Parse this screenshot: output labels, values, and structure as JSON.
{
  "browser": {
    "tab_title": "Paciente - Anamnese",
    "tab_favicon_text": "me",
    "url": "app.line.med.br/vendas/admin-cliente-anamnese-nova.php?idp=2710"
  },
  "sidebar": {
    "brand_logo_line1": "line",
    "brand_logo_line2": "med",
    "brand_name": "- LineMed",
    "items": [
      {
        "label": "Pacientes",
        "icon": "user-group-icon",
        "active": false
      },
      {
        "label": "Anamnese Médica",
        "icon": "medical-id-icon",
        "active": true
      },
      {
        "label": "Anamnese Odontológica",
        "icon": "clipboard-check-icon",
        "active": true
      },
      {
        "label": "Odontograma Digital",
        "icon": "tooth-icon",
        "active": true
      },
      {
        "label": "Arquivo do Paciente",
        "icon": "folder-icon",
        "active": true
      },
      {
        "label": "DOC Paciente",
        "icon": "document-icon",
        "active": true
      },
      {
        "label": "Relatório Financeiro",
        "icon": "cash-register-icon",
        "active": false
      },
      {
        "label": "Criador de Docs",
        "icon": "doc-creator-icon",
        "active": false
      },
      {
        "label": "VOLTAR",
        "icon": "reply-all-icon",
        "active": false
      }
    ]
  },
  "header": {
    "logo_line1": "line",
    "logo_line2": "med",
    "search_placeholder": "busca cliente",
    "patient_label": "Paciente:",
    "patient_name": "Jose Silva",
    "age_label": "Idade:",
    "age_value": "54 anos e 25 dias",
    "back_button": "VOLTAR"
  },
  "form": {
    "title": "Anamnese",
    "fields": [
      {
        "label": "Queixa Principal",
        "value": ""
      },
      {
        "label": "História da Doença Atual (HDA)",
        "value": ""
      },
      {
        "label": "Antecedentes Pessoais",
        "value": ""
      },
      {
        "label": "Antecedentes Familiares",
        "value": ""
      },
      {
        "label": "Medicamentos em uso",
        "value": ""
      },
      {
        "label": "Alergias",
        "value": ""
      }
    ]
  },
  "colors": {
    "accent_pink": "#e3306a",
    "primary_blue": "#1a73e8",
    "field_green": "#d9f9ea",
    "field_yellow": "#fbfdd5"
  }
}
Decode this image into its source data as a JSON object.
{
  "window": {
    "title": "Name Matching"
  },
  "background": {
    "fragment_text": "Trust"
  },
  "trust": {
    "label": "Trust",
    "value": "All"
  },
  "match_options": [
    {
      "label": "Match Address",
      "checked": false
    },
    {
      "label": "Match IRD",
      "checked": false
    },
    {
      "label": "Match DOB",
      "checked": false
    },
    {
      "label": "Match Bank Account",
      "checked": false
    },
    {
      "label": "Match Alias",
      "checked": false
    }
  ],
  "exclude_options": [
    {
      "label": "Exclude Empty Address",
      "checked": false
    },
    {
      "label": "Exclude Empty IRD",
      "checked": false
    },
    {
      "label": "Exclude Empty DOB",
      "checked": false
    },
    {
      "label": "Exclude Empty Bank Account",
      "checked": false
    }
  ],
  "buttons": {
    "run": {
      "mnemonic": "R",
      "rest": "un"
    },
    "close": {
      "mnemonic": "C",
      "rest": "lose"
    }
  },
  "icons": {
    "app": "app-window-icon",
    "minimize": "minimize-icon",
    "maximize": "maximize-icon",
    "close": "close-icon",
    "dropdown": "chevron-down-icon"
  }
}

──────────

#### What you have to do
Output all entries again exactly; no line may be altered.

#### Output for this exercise
Parse this screenshot: output labels, values, and structure as JSON.
{
  "browser": {
    "tab_title": "Paciente - Anamnese",
    "tab_favicon_text": "me",
    "url": "app.line.med.br/vendas/admin-cliente-anamnese-nova.php?idp=2710"
  },
  "sidebar": {
    "brand_logo_line1": "line",
    "brand_logo_line2": "med",
    "brand_name": "- LineMed",
    "items": [
      {
        "label": "Pacientes",
        "icon": "user-group-icon",
        "active": false
      },
      {
        "label": "Anamnese Médica",
        "icon": "medical-id-icon",
        "active": true
      },
      {
        "label": "Anamnese Odontológica",
        "icon": "clipboard-check-icon",
        "active": true
      },
      {
        "label": "Odontograma Digital",
        "icon": "tooth-icon",
        "active": true
      },
      {
        "label": "Arquivo do Paciente",
        "icon": "folder-icon",
        "active": true
      },
      {
        "label": "DOC Paciente",
        "icon": "document-icon",
        "active": true
      },
      {
        "label": "Relatório Financeiro",
        "icon": "cash-register-icon",
        "active": false
      },
      {
        "label": "Criador de Docs",
        "icon": "doc-creator-icon",
        "active": false
      },
      {
        "label": "VOLTAR",
        "icon": "reply-all-icon",
        "active": false
      }
    ]
  },
  "header": {
    "logo_line1": "line",
    "logo_line2": "med",
    "search_placeholder": "busca cliente",
    "patient_label": "Paciente:",
    "patient_name": "Jose Silva",
    "age_label": "Idade:",
    "age_value": "54 anos e 25 dias",
    "back_button": "VOLTAR"
  },
  "form": {
    "title": "Anamnese",
    "fields": [
      {
        "label": "Queixa Principal",
        "value": ""
      },
      {
        "label": "História da Doença Atual (HDA)",
        "value": ""
      },
      {
        "label": "Antecedentes Pessoais",
        "value": ""
      },
      {
        "label": "Antecedentes Familiares",
        "value": ""
      },
      {
        "label": "Medicamentos em uso",
        "value": ""
      },
      {
        "label": "Alergias",
        "value": ""
      }
    ]
  },
  "colors": {
    "accent_pink": "#e3306a",
    "primary_blue": "#1a73e8",
    "field_green": "#d9f9ea",
    "field_yellow": "#fbfdd5"
  }
}
Decode this image into its source data as a JSON object.
{
  "window": {
    "title": "Name Matching"
  },
  "background": {
    "fragment_text": "Trust"
  },
  "trust": {
    "label": "Trust",
    "value": "All"
  },
  "match_options": [
    {
      "label": "Match Address",
      "checked": false
    },
    {
      "label": "Match IRD",
      "checked": false
    },
    {
      "label": "Match DOB",
      "checked": false
    },
    {
      "label": "Match Bank Account",
      "checked": false
    },
    {
      "label": "Match Alias",
      "checked": false
    }
  ],
  "exclude_options": [
    {
      "label": "Exclude Empty Address",
      "checked": false
    },
    {
      "label": "Exclude Empty IRD",
      "checked": false
    },
    {
      "label": "Exclude Empty DOB",
      "checked": false
    },
    {
      "label": "Exclude Empty Bank Account",
      "checked": false
    }
  ],
  "buttons": {
    "run": {
      "mnemonic": "R",
      "rest": "un"
    },
    "close": {
      "mnemonic": "C",
      "rest": "lose"
    }
  },
  "icons": {
    "app": "app-window-icon",
    "minimize": "minimize-icon",
    "maximize": "maximize-icon",
    "close": "close-icon",
    "dropdown": "chevron-down-icon"
  }
}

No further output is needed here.